Religious liberty will likely take a step forward May 22, when the New York City Council votes on a resolution asking the New York Legislature to overturn a state law that permits the New York City public school policy that bans private worship services in the vacant buildings when school is not in session.
This is the latest turn in the ongoing effort to repeal the New York City public school’s anti-worship service policy. Alliance Defending Freedom’s lawsuit on behalf of NYC church Bronx Household of Faith is also challenging the policy in court. Currently, churches and other religious groups are holding worship services in the schools because of a federal district court injunction against the policy issued in June 2012. The City appealed the court order, and we are awaiting a ruling by the federal appeals court in New York City.
NYC Council member (and Pastor) Fernando Cabrera is trying to open another front against the policy by leading the effort to repeal the policy through the legislative process. Mayor Michael Bloomberg directs the NYC Department of Education, and fully supports the policy banning private worship services from the schools. The City Council lacks the authority to change the policy directly, but it does have the power to ask the state legislature to change the state statute that provides Mayor Bloomberg the legal authority to ban the religious activities. These resolutions passed by the City Council carry significant weight at the state legislature in Albany, and usually spurs it to action.

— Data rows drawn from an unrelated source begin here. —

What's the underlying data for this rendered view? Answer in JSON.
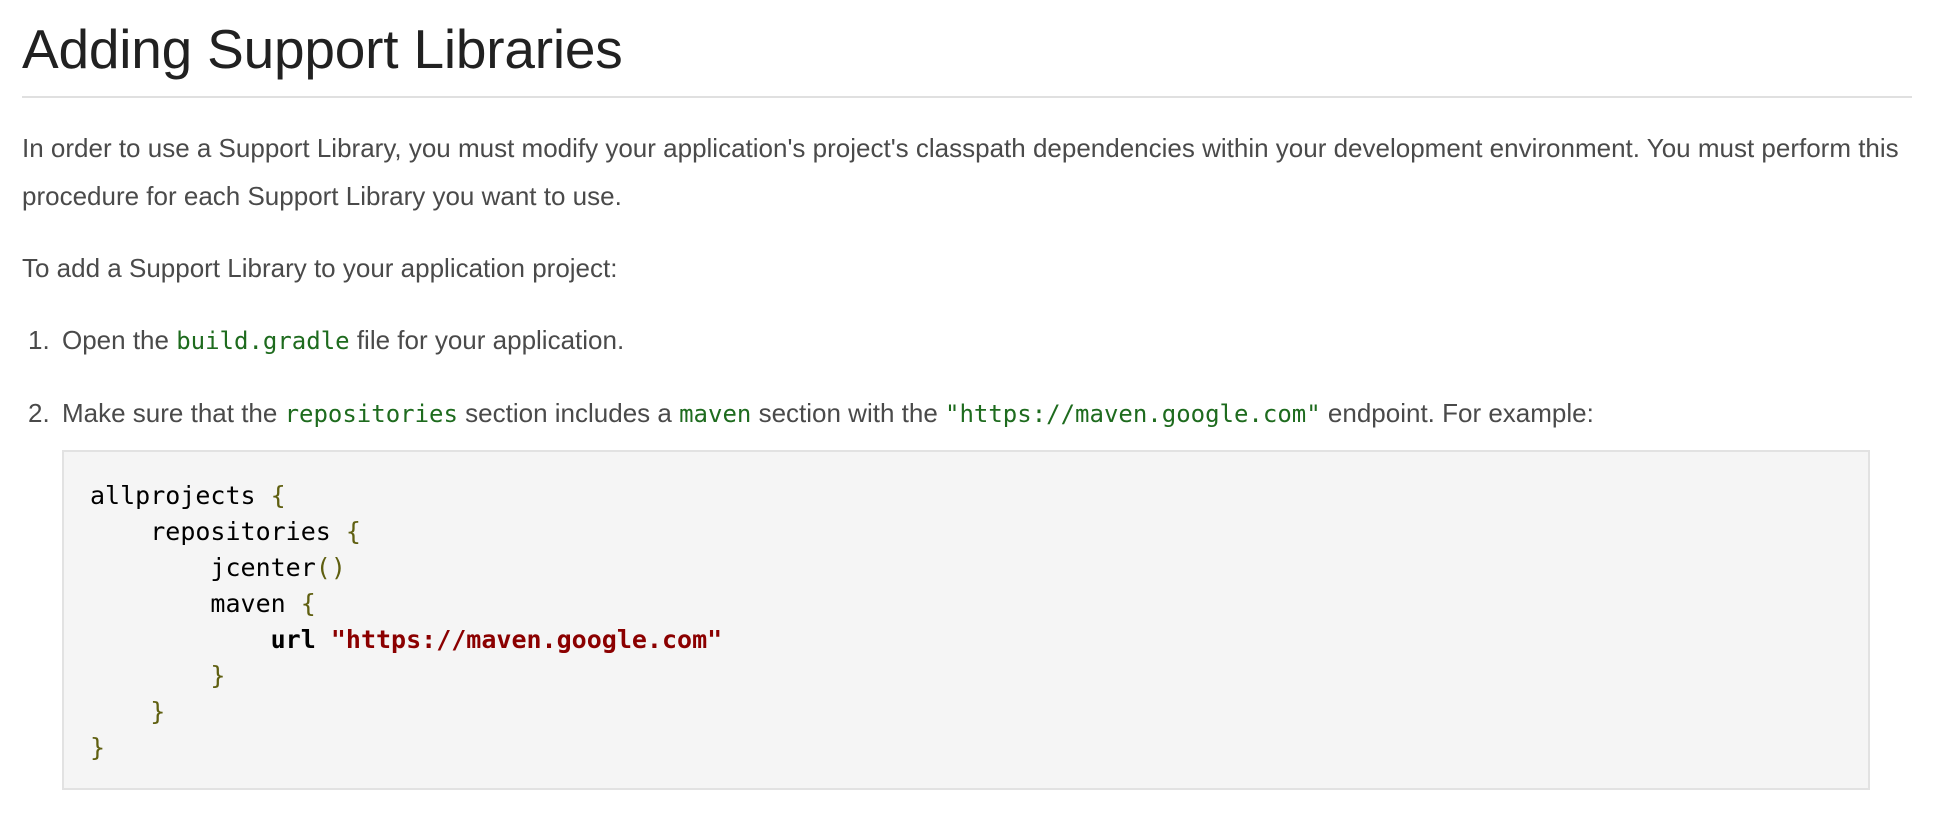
{
  "heading": "Adding Support Libraries",
  "paragraphs": {
    "intro": "In order to use a Support Library, you must modify your application's project's classpath dependencies within your development environment. You must perform this procedure for each Support Library you want to use.",
    "lead": "To add a Support Library to your application project:"
  },
  "steps": [
    {
      "number": "1.",
      "text_before": "Open the ",
      "code": "build.gradle",
      "text_after": " file for your application."
    },
    {
      "number": "2.",
      "text_a": "Make sure that the ",
      "code_a": "repositories",
      "text_b": " section includes a ",
      "code_b": "maven",
      "text_c": " section with the ",
      "code_c": "\"https://maven.google.com\"",
      "text_d": " endpoint. For example:"
    }
  ],
  "code_block": {
    "l1_ident": "allprojects",
    "l2_ident": "repositories",
    "l3_ident": "jcenter",
    "l4_ident": "maven",
    "l5_keyword": "url",
    "l5_string": "\"https://maven.google.com\"",
    "open_brace": "{",
    "close_brace": "}",
    "parens": "()"
  },
  "colors": {
    "text": "#4a4a4a",
    "heading": "#212121",
    "inline_code": "#1e6b1e",
    "code_bg": "#f5f5f5",
    "string": "#8b0000",
    "punctuation": "#5f5f10"
  }
}
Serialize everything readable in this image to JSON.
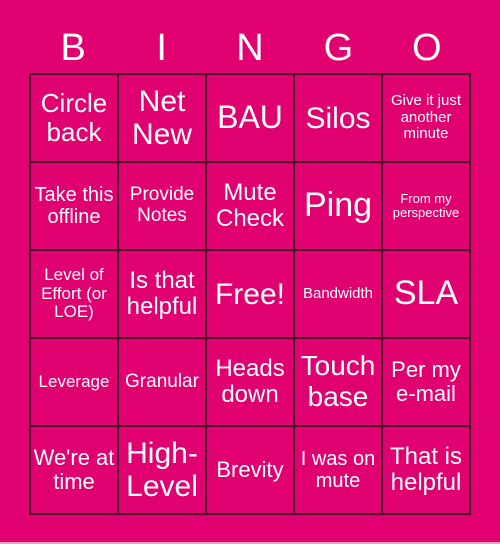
{
  "header": {
    "letters": [
      "B",
      "I",
      "N",
      "G",
      "O"
    ]
  },
  "board": {
    "rows": [
      [
        "Circle back",
        "Net New",
        "BAU",
        "Silos",
        "Give it just another minute"
      ],
      [
        "Take this offline",
        "Provide Notes",
        "Mute Check",
        "Ping",
        "From my perspective"
      ],
      [
        "Level of Effort (or LOE)",
        "Is that helpful",
        "Free!",
        "Bandwidth",
        "SLA"
      ],
      [
        "Leverage",
        "Granular",
        "Heads down",
        "Touch base",
        "Per my e-mail"
      ],
      [
        "We're at time",
        "High-Level",
        "Brevity",
        "I was on mute",
        "That is helpful"
      ]
    ]
  },
  "colors": {
    "background": "#e0006f",
    "text": "#ffffff",
    "grid_line": "#4a0a2a"
  }
}
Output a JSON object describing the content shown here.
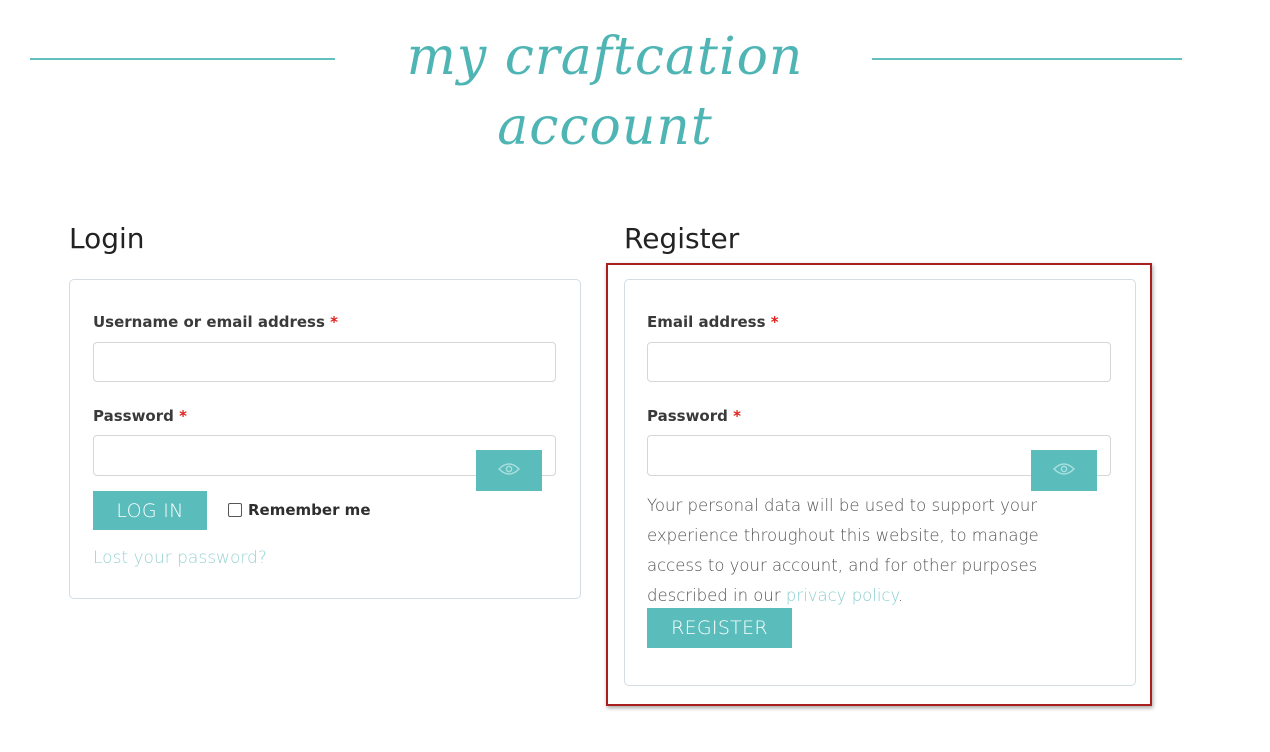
{
  "header": {
    "title": "my craftcation account"
  },
  "login": {
    "heading": "Login",
    "username_label": "Username or email address",
    "username_value": "",
    "password_label": "Password",
    "password_value": "",
    "required_mark": "*",
    "login_button": "LOG IN",
    "remember_label": "Remember me",
    "remember_checked": false,
    "lost_password_link": "Lost your password?"
  },
  "register": {
    "heading": "Register",
    "email_label": "Email address",
    "email_value": "",
    "password_label": "Password",
    "password_value": "",
    "required_mark": "*",
    "privacy_text": "Your personal data will be used to support your experience throughout this website, to manage access to your account, and for other purposes described in our",
    "privacy_link": "privacy policy",
    "privacy_end": ".",
    "register_button": "REGISTER"
  },
  "icons": {
    "show_password": "eye-icon"
  },
  "colors": {
    "accent": "#5abdbc",
    "link": "#8ccfcf",
    "required": "#e0211c",
    "highlight": "#a81f1f"
  }
}
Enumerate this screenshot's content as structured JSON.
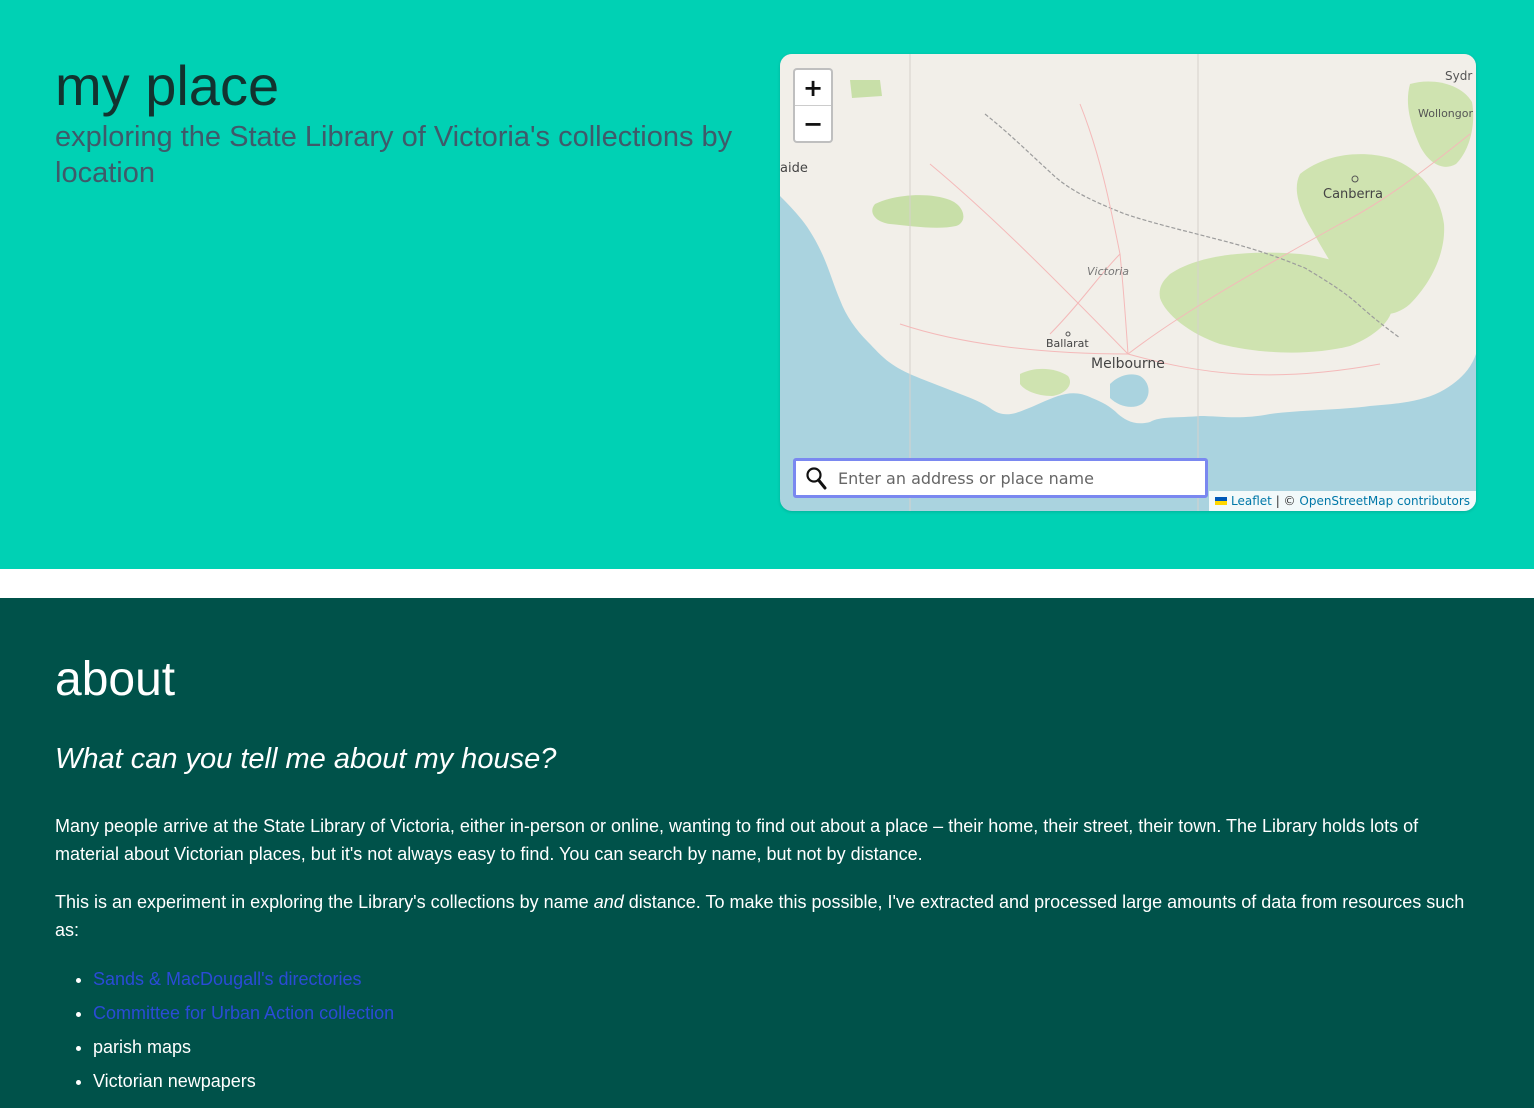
{
  "hero": {
    "title": "my place",
    "subtitle": "exploring the State Library of Victoria's collections by location"
  },
  "map": {
    "zoom_in_label": "+",
    "zoom_out_label": "−",
    "search_placeholder": "Enter an address or place name",
    "search_icon": "magnifier-icon",
    "place_labels": {
      "sydney": "Sydr",
      "wollongong": "Wollongor",
      "adelaide": "aide",
      "canberra": "Canberra",
      "victoria": "Victoria",
      "ballarat": "Ballarat",
      "melbourne": "Melbourne"
    },
    "attribution": {
      "leaflet": "Leaflet",
      "separator": " | © ",
      "osm": "OpenStreetMap contributors"
    },
    "colors": {
      "sea": "#aad3df",
      "land": "#f2efe9",
      "forest": "#c8dfa8"
    }
  },
  "about": {
    "title": "about",
    "question": "What can you tell me about my house?",
    "p1": "Many people arrive at the State Library of Victoria, either in-person or online, wanting to find out about a place – their home, their street, their town. The Library holds lots of material about Victorian places, but it's not always easy to find. You can search by name, but not by distance.",
    "p2": {
      "before": "This is an experiment in exploring the Library's collections by name ",
      "emphasis": "and",
      "after": " distance. To make this possible, I've extracted and processed large amounts of data from resources such as:"
    },
    "resources": [
      {
        "label": "Sands & MacDougall's directories",
        "link": true
      },
      {
        "label": "Committee for Urban Action collection",
        "link": true
      },
      {
        "label": "parish maps",
        "link": false
      },
      {
        "label": "Victorian newpapers",
        "link": false
      }
    ]
  },
  "colors": {
    "hero_bg": "#00d1b4",
    "about_bg": "#00524a",
    "link": "#2b4bd6"
  }
}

Councilman Cabrera attempted to have the City Council pass this resolution in early 2012, but was blocked by the Speaker of the City Council, Christine Quinn. Speaker Quinn, who is running for mayor, has expressed support for the policy banning worship services. According to the Wall Street Journal, Speaker Quinn’s tight control of the City Council has loosened in recent months because of her run for mayor. The Wall Street Journal also reports that Councilman Cabrera sensed an opportunity to move the stalled resolution, and Speaker Quinn agreed to allow the resolution to come to a vote on May 22.
Councilman Cabrera expects the City Council to pass the resolution. Whether the New York Legislature will pass the necessary legislation to overturn the New York City anti-worship service policy is unclear. In early 2012, the New York Senate passed such legislation, only to see it die in the Assembly because the Speaker of the Assembly, Sheldon Silver, refused to allow the bill to come to a vote. The Senate bill would have likely passed in the Assembly, because a majority of the Assembly’s members had signed on as co-sponsors of the bill. Speaker Silver may respond differently to the proposed legislation and allow Assembly members to vote on it, if the legislation is in response to a resolution passed by the influential New York City Council.
New York City remains the only major school district in the United States that prohibits private religious services in public school buildings during non-school hours. The churches and other religious groups meeting in the NYC schools help some of the poorest and neediest people in the city. Whether by a court order, or a law passed by the New York Legislature, it is time for this policy to go.